Remember when House Speaker John Boehner said he was “trying to get off to a fast start” in the new Republican-controlled Congress? Nearly two months in, the GOP has managed to take a few more votes to repeal Obamacare and force the Keystone XL pipeline. They put up an extreme anti-abortion measure, but had to swap it for another one at the last minute due to a revolt within the ranks.
Now, with hours to go until the Department of Homeland Security runs out of money, Republicans in the House are trying to find a way to drag out their battle to undo President Obama’s executive order on immigration enforcement, while avoiding a shutdown.
The House will vote Friday on a temporary measure to fund DHS for three more weeks. For obvious reasons, Republicans are wary about shutting down the agency that deals with terrorism and immigration while simultaneously freaking out about terrorism and immigration. But Boehner won’t abandon the wing-nut caucus and their quest to block “executive amnesty” via the appropriations process, either. The stopgap measure is an attempt to make everyone happy, though ultimately it only prolongs the misery.

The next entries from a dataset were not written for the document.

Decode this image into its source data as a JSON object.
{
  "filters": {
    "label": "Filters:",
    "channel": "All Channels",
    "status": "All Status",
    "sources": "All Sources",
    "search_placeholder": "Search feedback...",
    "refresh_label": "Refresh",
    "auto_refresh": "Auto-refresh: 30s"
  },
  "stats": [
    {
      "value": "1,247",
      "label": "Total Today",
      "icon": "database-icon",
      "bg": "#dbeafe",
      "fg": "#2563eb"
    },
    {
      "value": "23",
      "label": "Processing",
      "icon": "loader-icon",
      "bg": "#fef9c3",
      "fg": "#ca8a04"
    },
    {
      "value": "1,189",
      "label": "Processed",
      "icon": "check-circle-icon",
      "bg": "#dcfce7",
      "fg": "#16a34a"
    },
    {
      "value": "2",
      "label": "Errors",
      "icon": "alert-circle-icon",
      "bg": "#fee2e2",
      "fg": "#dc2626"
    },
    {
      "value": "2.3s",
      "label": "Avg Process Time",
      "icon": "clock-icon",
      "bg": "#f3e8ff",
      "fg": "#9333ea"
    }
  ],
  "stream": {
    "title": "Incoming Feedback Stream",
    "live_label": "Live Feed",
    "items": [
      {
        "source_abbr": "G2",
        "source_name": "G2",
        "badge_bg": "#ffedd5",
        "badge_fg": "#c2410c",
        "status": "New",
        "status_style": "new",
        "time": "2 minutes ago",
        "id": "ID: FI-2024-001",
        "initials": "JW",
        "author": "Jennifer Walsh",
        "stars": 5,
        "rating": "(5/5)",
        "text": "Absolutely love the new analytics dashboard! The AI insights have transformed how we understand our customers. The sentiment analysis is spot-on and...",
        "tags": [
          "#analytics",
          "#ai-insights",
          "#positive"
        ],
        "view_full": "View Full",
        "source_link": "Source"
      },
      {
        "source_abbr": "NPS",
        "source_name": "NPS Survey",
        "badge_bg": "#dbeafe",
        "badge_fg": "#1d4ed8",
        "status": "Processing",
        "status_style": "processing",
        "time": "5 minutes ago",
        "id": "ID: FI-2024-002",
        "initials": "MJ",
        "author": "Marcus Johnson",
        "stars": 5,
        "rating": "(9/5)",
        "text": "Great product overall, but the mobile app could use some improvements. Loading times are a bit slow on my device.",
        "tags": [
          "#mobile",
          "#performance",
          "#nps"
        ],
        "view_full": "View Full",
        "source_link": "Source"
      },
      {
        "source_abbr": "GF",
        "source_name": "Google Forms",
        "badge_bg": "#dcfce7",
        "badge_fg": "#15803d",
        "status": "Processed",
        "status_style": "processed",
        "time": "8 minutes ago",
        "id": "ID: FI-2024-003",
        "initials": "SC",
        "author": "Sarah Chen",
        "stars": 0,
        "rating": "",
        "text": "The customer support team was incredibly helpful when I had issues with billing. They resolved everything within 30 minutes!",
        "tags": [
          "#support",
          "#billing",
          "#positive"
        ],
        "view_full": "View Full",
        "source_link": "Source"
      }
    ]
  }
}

On Friday morning the Senate easily passed a “clean” bill to fund DHS until September, with no language to block Obama’s orders. Still, leadership from both parties indicated they will support the House’s temporary funding measure if it passes in the interest of avoiding a shutdown. “I don’t know if they can pass the three-week bill. We would much prefer they do a full funding bill. But we’re not going to shut the government down,” Chuck Schumer, the vice chair of the Senate’s Democratic conference, said Friday on MSNBC. (There’s a small chance that even the temporary bill won’t pass the House. Democrats are whipping against it, which means that most Republicans will have to be on board.)
Passage of the stopgap measure would be undeniably good news for DHS employees who have been waiting to hear if they’ll be told to stay home on Monday (without pay) or come to work anyway (without pay). And yet it’s entirely possible that come March 19, when the temporary funding extension expires, federal employees will again find themselves back at the edge of the cliff, hostage to the House GOP.
In order to keep up the fight against the immigration orders during the three-week grace period, House Republicans will seek a conference with the Senate in order to reconcile differences between the Senate’s “clean” funding bill and an already-passed House bill that axes Obama’s actions. But that’s a nonstarter for Senate Democrats, as minority leader Harry Reid made clear on Thursday. “We will not allow a conference to take place. It won’t happen,” he said on Thursday.
With a veto the sure fate of any bill that undoes the executive orders, there is no way the GOP hardliners can win legislatively. (The courts are another story.) Of course, Boehner could put an end to the circus immediately by putting a clean funding bill up for a vote in the House, where it would likely pass with support from Democrats. That’s what will happen eventually, anyway, as in other shutdown fights. But why rush?